EXTRACTED MATERIAL:
________________________________________

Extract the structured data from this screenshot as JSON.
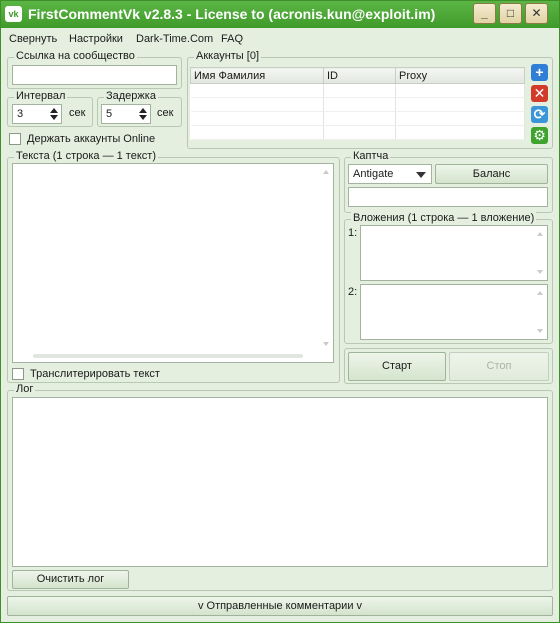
{
  "window": {
    "title": "FirstCommentVk v2.8.3 - License to (acronis.kun@exploit.im)",
    "logo_text": "vk",
    "minimize": "_",
    "maximize": "□",
    "close": "✕"
  },
  "menu": [
    "Свернуть",
    "Настройки",
    "Dark-Time.Com",
    "FAQ"
  ],
  "community": {
    "label": "Ссылка на сообщество",
    "value": ""
  },
  "interval": {
    "label": "Интервал",
    "value": "3",
    "unit": "сек"
  },
  "delay": {
    "label": "Задержка",
    "value": "5",
    "unit": "сек"
  },
  "keep_online": {
    "label": "Держать аккаунты Online",
    "checked": false
  },
  "accounts": {
    "label": "Аккаунты [0]",
    "columns": [
      "Имя Фамилия",
      "ID",
      "Proxy"
    ]
  },
  "side_icons": [
    "add-icon",
    "delete-icon",
    "refresh-icon",
    "settings-icon"
  ],
  "texts": {
    "label": "Текста (1 строка — 1 текст)",
    "value": ""
  },
  "transliterate": {
    "label": "Транслитерировать текст",
    "checked": false
  },
  "captcha": {
    "label": "Каптча",
    "selected": "Antigate",
    "balance_button": "Баланс",
    "key_value": ""
  },
  "attachments": {
    "label": "Вложения (1 строка — 1 вложение)",
    "slot1": "1:",
    "slot2": "2:"
  },
  "controls": {
    "start": "Старт",
    "stop": "Стоп"
  },
  "log": {
    "label": "Лог",
    "clear_button": "Очистить лог"
  },
  "footer": {
    "sent_comments": "v Отправленные комментарии v"
  },
  "colors": {
    "titlebar": "#4aa935",
    "window_bg": "#e4efe0"
  }
}
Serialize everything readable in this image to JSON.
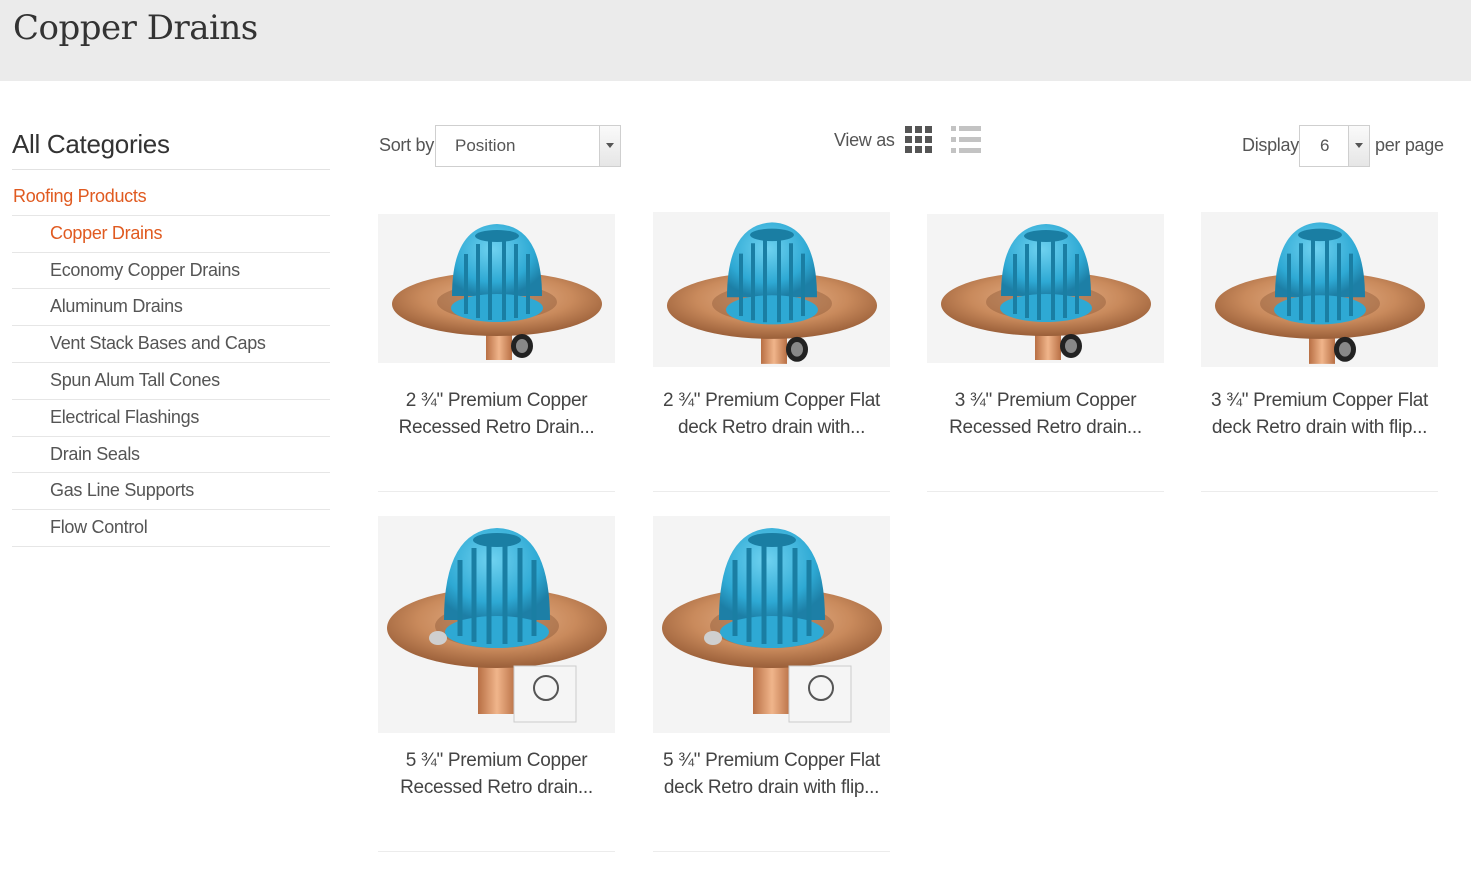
{
  "page": {
    "title": "Copper Drains"
  },
  "sidebar": {
    "heading": "All Categories",
    "items": [
      {
        "label": "Roofing Products",
        "level": "top",
        "active": true
      },
      {
        "label": "Copper Drains",
        "level": "sub",
        "active": true
      },
      {
        "label": "Economy Copper Drains",
        "level": "sub",
        "active": false
      },
      {
        "label": "Aluminum Drains",
        "level": "sub",
        "active": false
      },
      {
        "label": "Vent Stack Bases and Caps",
        "level": "sub",
        "active": false
      },
      {
        "label": "Spun Alum Tall Cones",
        "level": "sub",
        "active": false
      },
      {
        "label": "Electrical Flashings",
        "level": "sub",
        "active": false
      },
      {
        "label": "Drain Seals",
        "level": "sub",
        "active": false
      },
      {
        "label": "Gas Line Supports",
        "level": "sub",
        "active": false
      },
      {
        "label": "Flow Control",
        "level": "sub",
        "active": false
      }
    ]
  },
  "toolbar": {
    "sort_label": "Sort by",
    "sort_value": "Position",
    "view_label": "View as",
    "view_modes": [
      {
        "icon": "grid-icon",
        "active": true
      },
      {
        "icon": "list-icon",
        "active": false
      }
    ],
    "display_label": "Display",
    "display_value": "6",
    "per_page_label": "per page"
  },
  "products": [
    {
      "name_line1": "2 ¾\" Premium Copper",
      "name_line2": "Recessed Retro Drain..."
    },
    {
      "name_line1": "2 ¾\" Premium Copper Flat",
      "name_line2": "deck Retro drain with..."
    },
    {
      "name_line1": "3 ¾\" Premium Copper",
      "name_line2": "Recessed Retro drain..."
    },
    {
      "name_line1": "3 ¾\" Premium Copper Flat",
      "name_line2": "deck Retro drain with flip..."
    },
    {
      "name_line1": "5 ¾\" Premium Copper",
      "name_line2": "Recessed Retro drain..."
    },
    {
      "name_line1": "5 ¾\" Premium Copper Flat",
      "name_line2": "deck Retro drain with flip..."
    }
  ],
  "colors": {
    "accent": "#e05a20",
    "title_bar": "#ebebeb",
    "strainer_blue": "#2ea9d4",
    "copper": "#c98a5c"
  }
}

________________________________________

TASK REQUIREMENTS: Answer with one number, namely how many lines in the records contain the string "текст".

SOLUTION: 2